MINISTER for Trade and Industry Chan Chun Sing said the tightening in foreign worker rules announced in the Budget on Monday was a "surgical" move targeted at specific industries to make the labour market more sustainable.
The aim is "to make sure that the Singapore foreign manpower dependency is on a sustainable trajectory", he said in an interview with Bloomberg. "We are not going to have an unlimited number of foreign workers in Singapore, but what we have and what we want is a higher quality of foreign workers," Mr Chan said.
Finance Minister Heng Swee Keat said in his Budget speech that quotas for foreign workers in service industries, such as food and retail, will be lowered from next year to help boost productivity and curb labour growth.
Mr Chan said Singapore would remain open to talent, particularly in industries such as artificial intelligence and financial technology, and is "playing for the long game" with this Budget.
He said the government wanted to guide firms towards being more "manpower-lean" while reassuring them that this would reap longer-run benefits. "I don't think we run our foreign-worker policy on a feast-and-famine strategy," he said. "We want to have a smooth trajectory to allow our firms the ability to plan long-term." He said the government will announce measures to help small businesses adjust to these new policies during post-Budget parliamentary sessions.
Outside of moulding the domestic workforce, Mr Chan said Singapore is positioning itself to remain neutral and open to both the US and China amid mounting tensions between the world's two largest economies.
"Our role is to keep asking ourselves how we can value-add to China and the US at the same time," he said. "We play in a space where we want to remain neutral, remain open so that this is a place where US, China, Europe can come, be engaged and conduct productive economic activities - and I think that's how we position ourselves."
That's part of a bigger pitch that the Republic has been making to attract others that might follow Dyson, whose billionaire owner announced last month the company would shift its headquarters to Singapore from the UK.
Mr Chan also flagged longer-term business and political certainty, "superior connectivity", and strong intellectual property laws as selling points for those foreign firms to relocate to Singapore.
He also gave some comments on global trade during the interview. "Trade frictions - those are perhaps just at the surface. There are wider issues that have to do with technology competition and, even wider than that, perhaps geostrategic competition," he said of the US and China. "Results of the talks will very much depend on the domestic politics of both the US and China.
"I don't think we want to be in the position whereby we are only dealing with one and not the other and I believe this is the same position for the rest of the Asian countries as well - everybody wants to be plugged in.
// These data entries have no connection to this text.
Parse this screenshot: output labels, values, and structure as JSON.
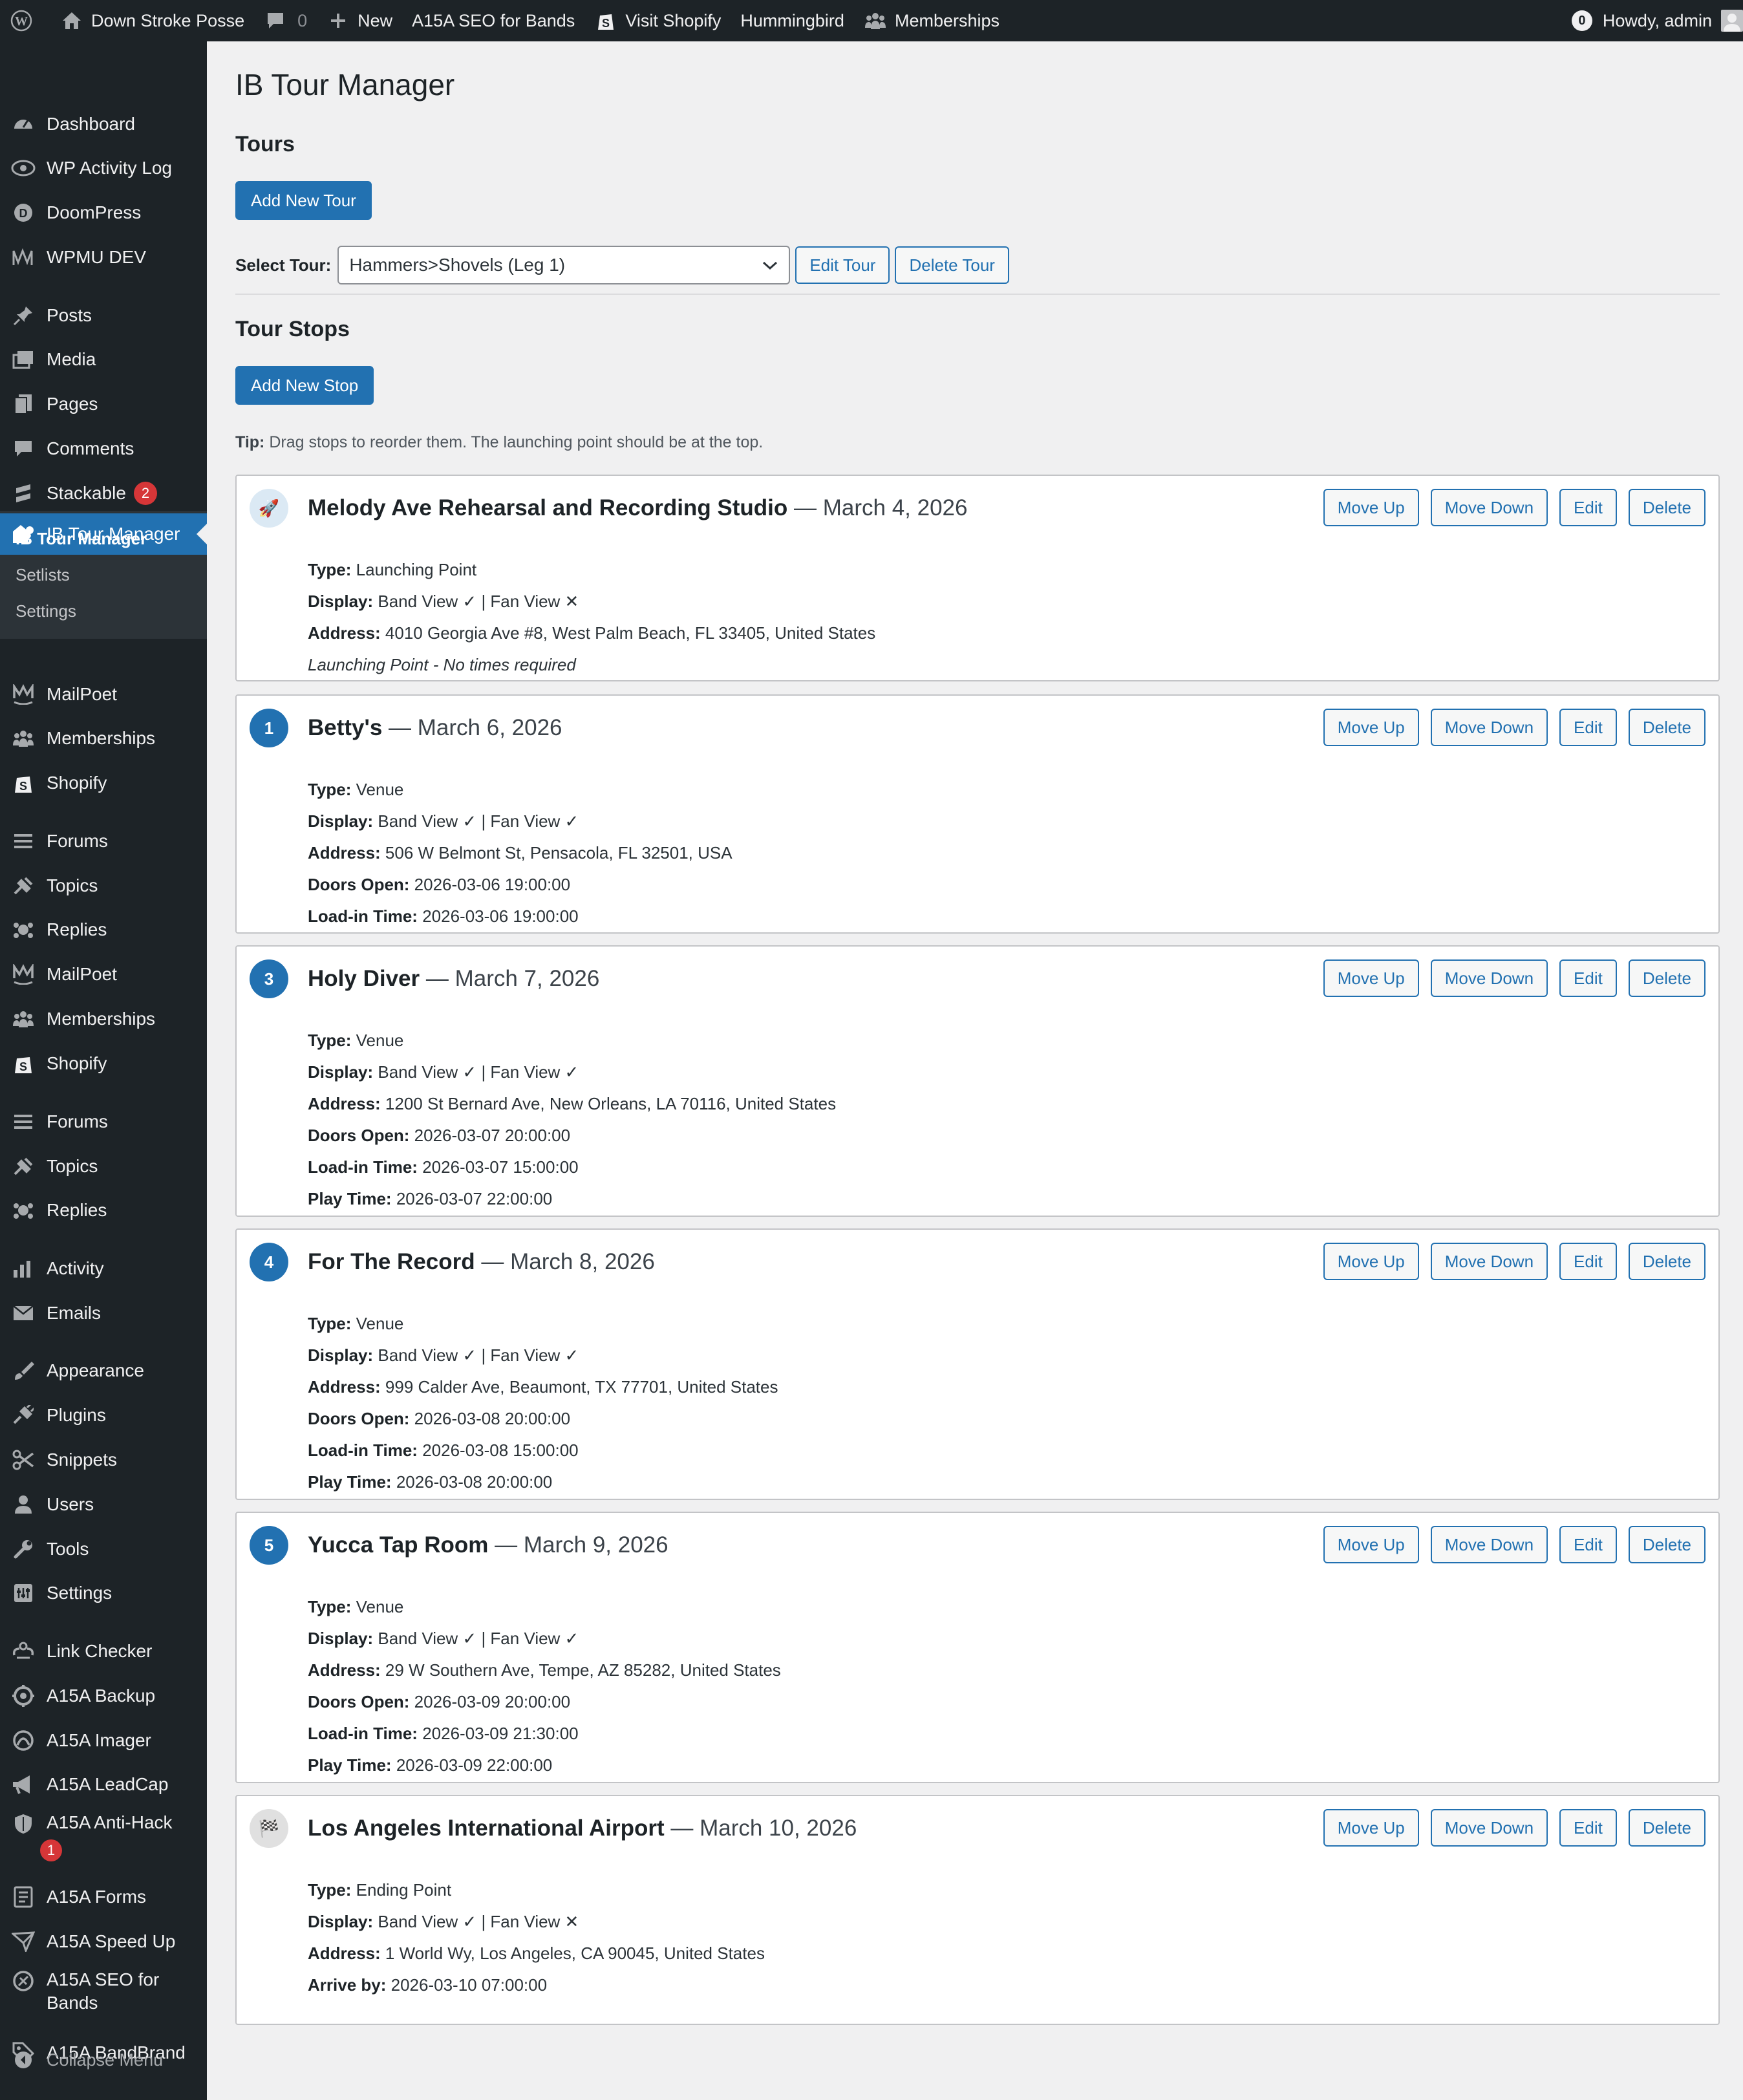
{
  "adminbar": {
    "site_name": "Down Stroke Posse",
    "comments_count": "0",
    "new_label": "New",
    "seo_label": "A15A SEO for Bands",
    "visit_shopify": "Visit Shopify",
    "hummingbird": "Hummingbird",
    "memberships": "Memberships",
    "notif_count": "0",
    "howdy": "Howdy, admin"
  },
  "sidebar": {
    "items": [
      {
        "label": "Dashboard",
        "icon": "dashboard-icon"
      },
      {
        "label": "WP Activity Log",
        "icon": "eye-icon"
      },
      {
        "label": "DoomPress",
        "icon": "doompress-icon"
      },
      {
        "label": "WPMU DEV",
        "icon": "wpmudev-icon"
      },
      {
        "label": "Posts",
        "icon": "pin-icon"
      },
      {
        "label": "Media",
        "icon": "media-icon"
      },
      {
        "label": "Pages",
        "icon": "pages-icon"
      },
      {
        "label": "Comments",
        "icon": "comment-icon"
      },
      {
        "label": "Stackable",
        "icon": "stackable-icon",
        "badge": "2"
      },
      {
        "label": "IB Tour Manager",
        "icon": "tour-icon"
      },
      {
        "label": "MailPoet",
        "icon": "mailpoet-icon"
      },
      {
        "label": "Memberships",
        "icon": "groups-icon"
      },
      {
        "label": "Shopify",
        "icon": "shopify-icon"
      },
      {
        "label": "Forums",
        "icon": "forums-icon"
      },
      {
        "label": "Topics",
        "icon": "topics-icon"
      },
      {
        "label": "Replies",
        "icon": "replies-icon"
      },
      {
        "label": "MailPoet",
        "icon": "mailpoet-icon"
      },
      {
        "label": "Memberships",
        "icon": "groups-icon"
      },
      {
        "label": "Shopify",
        "icon": "shopify-icon"
      },
      {
        "label": "Forums",
        "icon": "forums-icon"
      },
      {
        "label": "Topics",
        "icon": "topics-icon"
      },
      {
        "label": "Replies",
        "icon": "replies-icon"
      },
      {
        "label": "Activity",
        "icon": "activity-icon"
      },
      {
        "label": "Emails",
        "icon": "email-icon"
      },
      {
        "label": "Appearance",
        "icon": "appearance-icon"
      },
      {
        "label": "Plugins",
        "icon": "plugins-icon"
      },
      {
        "label": "Snippets",
        "icon": "scissors-icon"
      },
      {
        "label": "Users",
        "icon": "users-icon"
      },
      {
        "label": "Tools",
        "icon": "wrench-icon"
      },
      {
        "label": "Settings",
        "icon": "settings-icon"
      },
      {
        "label": "Link Checker",
        "icon": "link-icon"
      },
      {
        "label": "A15A Backup",
        "icon": "backup-icon"
      },
      {
        "label": "A15A Imager",
        "icon": "imager-icon"
      },
      {
        "label": "A15A LeadCap",
        "icon": "megaphone-icon"
      },
      {
        "label": "A15A Anti-Hack",
        "icon": "shield-icon",
        "badge": "1"
      },
      {
        "label": "A15A Forms",
        "icon": "forms-icon"
      },
      {
        "label": "A15A Speed Up",
        "icon": "speed-icon"
      },
      {
        "label": "A15A SEO for",
        "label2": "Bands",
        "icon": "seo-icon"
      },
      {
        "label": "A15A BandBrand",
        "icon": "tag-icon"
      }
    ],
    "submenu": [
      "IB Tour Manager",
      "Setlists",
      "Settings"
    ],
    "collapse": "Collapse Menu"
  },
  "page": {
    "title": "IB Tour Manager",
    "tours_heading": "Tours",
    "add_tour": "Add New Tour",
    "select_label": "Select Tour:",
    "selected_tour": "Hammers>Shovels (Leg 1)",
    "edit_tour": "Edit Tour",
    "delete_tour": "Delete Tour",
    "stops_heading": "Tour Stops",
    "add_stop": "Add New Stop",
    "tip_label": "Tip:",
    "tip_text": " Drag stops to reorder them. The launching point should be at the top."
  },
  "actions": {
    "move_up": "Move Up",
    "move_down": "Move Down",
    "edit": "Edit",
    "delete": "Delete"
  },
  "stops": [
    {
      "marker": "🚀",
      "name": "Melody Ave Rehearsal and Recording Studio",
      "date": " — March 4, 2026",
      "lines": [
        {
          "k": "Type:",
          "v": " Launching Point"
        },
        {
          "k": "Display:",
          "v": " Band View ✓  |  Fan View ✕"
        },
        {
          "k": "Address:",
          "v": " 4010 Georgia Ave #8, West Palm Beach, FL 33405, United States"
        },
        {
          "note": "Launching Point - No times required"
        }
      ]
    },
    {
      "marker": "1",
      "name": "Betty's",
      "date": " — March 6, 2026",
      "lines": [
        {
          "k": "Type:",
          "v": " Venue"
        },
        {
          "k": "Display:",
          "v": " Band View ✓  |  Fan View ✓"
        },
        {
          "k": "Address:",
          "v": " 506 W Belmont St, Pensacola, FL 32501, USA"
        },
        {
          "k": "Doors Open:",
          "v": " 2026-03-06 19:00:00"
        },
        {
          "k": "Load-in Time:",
          "v": " 2026-03-06 19:00:00"
        }
      ]
    },
    {
      "marker": "3",
      "name": "Holy Diver",
      "date": " — March 7, 2026",
      "lines": [
        {
          "k": "Type:",
          "v": " Venue"
        },
        {
          "k": "Display:",
          "v": " Band View ✓  |  Fan View ✓"
        },
        {
          "k": "Address:",
          "v": " 1200 St Bernard Ave, New Orleans, LA 70116, United States"
        },
        {
          "k": "Doors Open:",
          "v": " 2026-03-07 20:00:00"
        },
        {
          "k": "Load-in Time:",
          "v": " 2026-03-07 15:00:00"
        },
        {
          "k": "Play Time:",
          "v": " 2026-03-07 22:00:00"
        }
      ]
    },
    {
      "marker": "4",
      "name": "For The Record",
      "date": " — March 8, 2026",
      "lines": [
        {
          "k": "Type:",
          "v": " Venue"
        },
        {
          "k": "Display:",
          "v": " Band View ✓  |  Fan View ✓"
        },
        {
          "k": "Address:",
          "v": " 999 Calder Ave, Beaumont, TX 77701, United States"
        },
        {
          "k": "Doors Open:",
          "v": " 2026-03-08 20:00:00"
        },
        {
          "k": "Load-in Time:",
          "v": " 2026-03-08 15:00:00"
        },
        {
          "k": "Play Time:",
          "v": " 2026-03-08 20:00:00"
        }
      ]
    },
    {
      "marker": "5",
      "name": "Yucca Tap Room",
      "date": " — March 9, 2026",
      "lines": [
        {
          "k": "Type:",
          "v": " Venue"
        },
        {
          "k": "Display:",
          "v": " Band View ✓  |  Fan View ✓"
        },
        {
          "k": "Address:",
          "v": " 29 W Southern Ave, Tempe, AZ 85282, United States"
        },
        {
          "k": "Doors Open:",
          "v": " 2026-03-09 20:00:00"
        },
        {
          "k": "Load-in Time:",
          "v": " 2026-03-09 21:30:00"
        },
        {
          "k": "Play Time:",
          "v": " 2026-03-09 22:00:00"
        }
      ]
    },
    {
      "marker": "🏁",
      "name": "Los Angeles International Airport",
      "date": " — March 10, 2026",
      "lines": [
        {
          "k": "Type:",
          "v": " Ending Point"
        },
        {
          "k": "Display:",
          "v": " Band View ✓  |  Fan View ✕"
        },
        {
          "k": "Address:",
          "v": " 1 World Wy, Los Angeles, CA 90045, United States"
        },
        {
          "k": "Arrive by:",
          "v": " 2026-03-10 07:00:00"
        }
      ]
    }
  ],
  "colors": {
    "accent": "#2271b1",
    "sidebar": "#1d2327",
    "badge": "#d63638"
  }
}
"This reminds me of the situation almost 100 years ago, just before the Great Depression at that point in time. It was the same fork in the road that we had to confront: Do we go for an open, rules-based system or do we go for more unilateral isolationist policies?" BLOOMBERG